Goa Trance (sometimes referred to as Goa or by the number 604) is a form of electronic music that developed around the same time as Trance music became popular in Europe. It originated during the late 1980s and early 1990s in the Indian state of Goa. Essentially, Trance music was pop culture's answer to the Goa Trance music scene on the beaches of Goa where the traveler's music scene has been famous since the time of the Beatles. Goa Trance enjoyed the greater part of its success from around 1994 -1998, and since then has dwindled significantly both in production and consumption, being replaced by its successor, Psychedelic Trance (also known as psytrance). Many of the original Goa Trance artists: Hallucinogen, Slinky Wizard, and Total Eclipse are still making music, but refer to their style of music simply as "PSY". TIP Records, Flying Rhino Records, Dragonfly Records, Transient Records, Phantasm Records, Symbiosis Records, Blue Room Released were all key players on the beach and in the scene.
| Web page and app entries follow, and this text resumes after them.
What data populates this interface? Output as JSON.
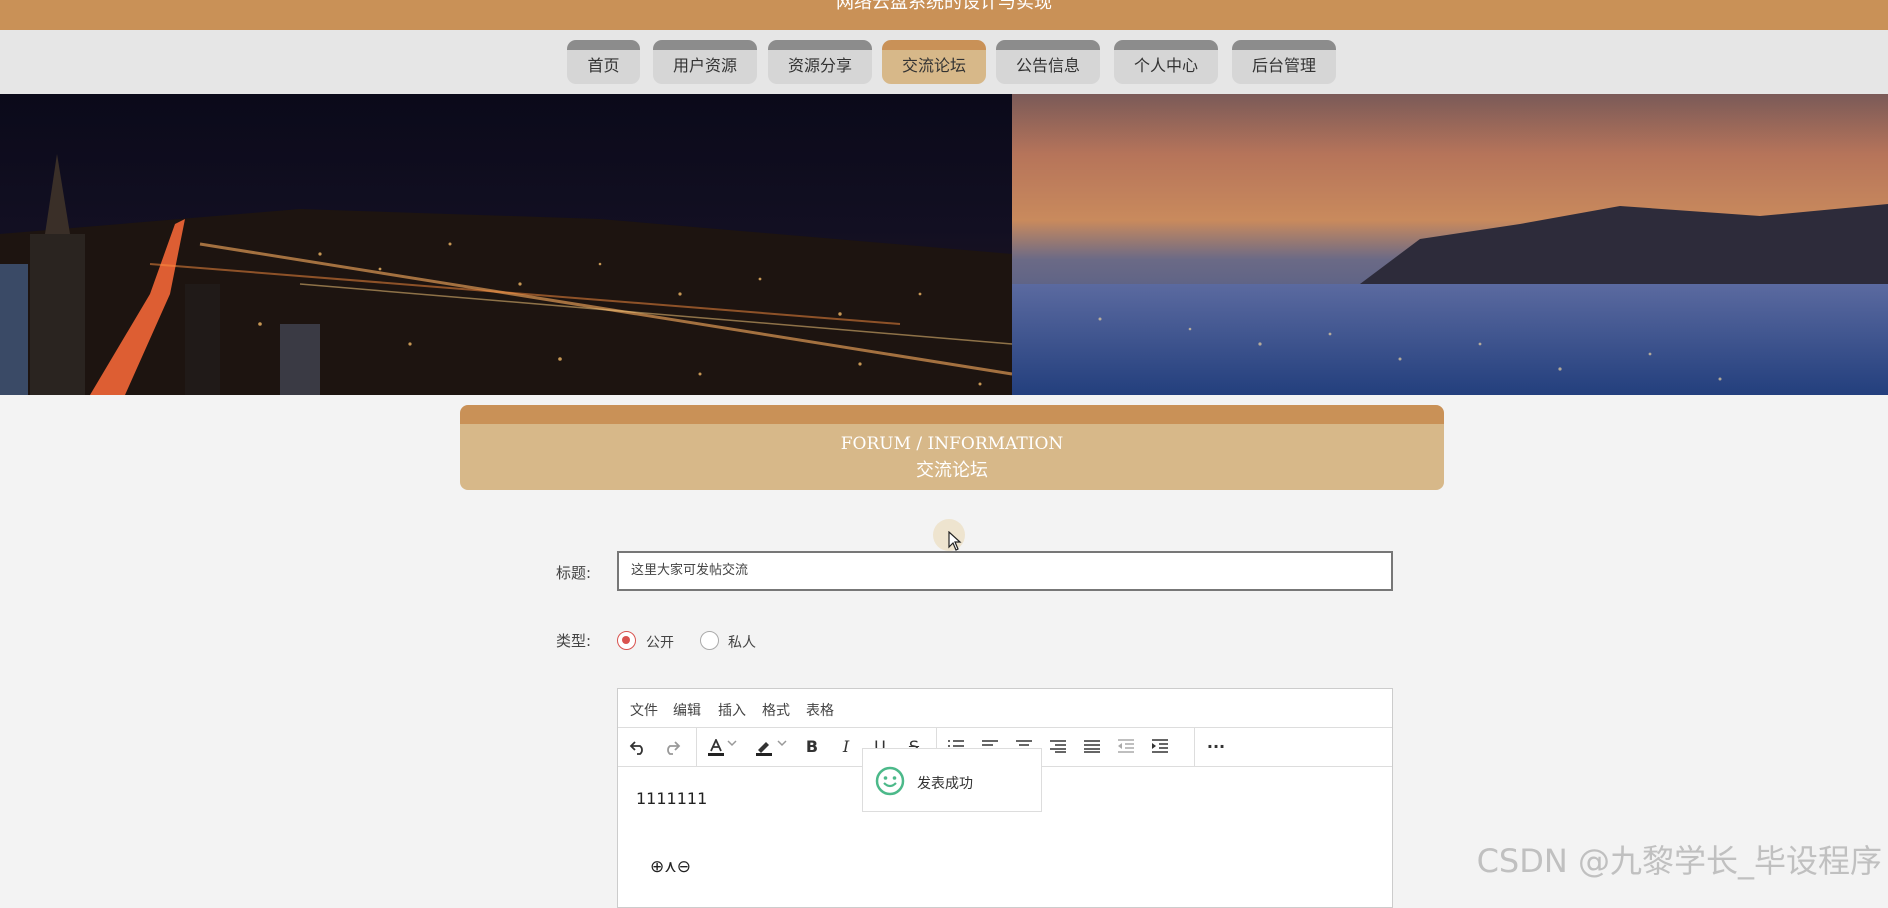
{
  "header": {
    "title": "网络云盘系统的设计与实现"
  },
  "nav": {
    "items": [
      {
        "label": "首页",
        "active": false
      },
      {
        "label": "用户资源",
        "active": false
      },
      {
        "label": "资源分享",
        "active": false
      },
      {
        "label": "交流论坛",
        "active": true
      },
      {
        "label": "公告信息",
        "active": false
      },
      {
        "label": "个人中心",
        "active": false
      },
      {
        "label": "后台管理",
        "active": false
      }
    ]
  },
  "section": {
    "title_en": "FORUM / INFORMATION",
    "title_zh": "交流论坛"
  },
  "form": {
    "title_label": "标题:",
    "title_value": "这里大家可发帖交流",
    "type_label": "类型:",
    "type_options": [
      {
        "label": "公开",
        "selected": true
      },
      {
        "label": "私人",
        "selected": false
      }
    ]
  },
  "editor": {
    "menu": [
      "文件",
      "编辑",
      "插入",
      "格式",
      "表格"
    ],
    "toolbar_icons": [
      "undo-icon",
      "redo-icon",
      "font-color-icon",
      "highlight-color-icon",
      "bold-icon",
      "italic-icon",
      "underline-icon",
      "strikethrough-icon",
      "ordered-list-icon",
      "align-left-icon",
      "align-center-icon",
      "align-right-icon",
      "align-justify-icon",
      "outdent-icon",
      "indent-icon",
      "more-icon"
    ],
    "content_text": "1111111",
    "formula_text": "⊕⋏⊖"
  },
  "toast": {
    "message": "发表成功",
    "icon": "smile-icon"
  },
  "watermark": "CSDN @九黎学长_毕设程序",
  "colors": {
    "brand": "#c99157",
    "brand_light": "#d7b889",
    "nav_bg": "#e6e6e6",
    "nav_item_bg": "#d6d6d6",
    "radio_on": "#d9534f"
  }
}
Goa Trance is closely related to the emergence of Psytrance during the latter half of the 1990s and early 2000s, where the two genres mixed together. In popular culture, the distinction between the two genres often remains largely a matter of opinion (they are considered by some to be synonymous; others say that Psytrance is more "psychedelic/cybernetic" and that Goa Trance is more "organic", and still others maintain that there is a clear difference between the two). If anything, the styles are easier to differentiate in Central and Eastern Europe (e.g. Austria, Hungary, Romania) where Goa Trance parties are more popular than Psy-Trance parties - the opposite being true in the UK, Belgium and Germany. Psy Trance has a noticeably more aggressive bass line and Goa tends to avoid the triplet-style bass lines. Between them however, both psy- and Goa trance are sonically distinct from other forms of trance in both tonal quality, structure and feel. In many countries they are generally more underground and less commercial than other forms of trance, except for Brazil and Israel, which since the year of 2000 it became both countries most popular type of music for the general party scene. Top DJ's from the UK and other parts of Western Europe fly to Goa for special parties, often on the beaches or in rice paddies. "Shorebar" at Anjuna Beach in Northern Goa is traditionally seen as the birthplace and center of the Goan trance scene.

See also[edit]

  • Baila - Style of Sri Lankan songs similar to Portuguese style Goa songs.
  • Amancio D'Silva - Goan Guitarist who brought Carnatic styling to Jazz in the west in the late 1960s.

Notes and references[edit]

  1. ^ Arnold, Alison (ed.). The Garland Encyclopedia of World Music: South Asia 5. United States: Garland Publishing, Inc. 
  2. ^ Pereira, José/ Martins, Micael. 1984: Nr. 145, p. 62. Refer also to Rodrigues, Manuel C. 1957. “Folk Songs of Goa “, in : Goan Tribune of 6.10.1957, pp. 9-10.
  3. ^ "After films now folk art: Goa’s BJP govt looking to ban 100-year-old burlesque". 
  4. ^ [1]

External links[edit]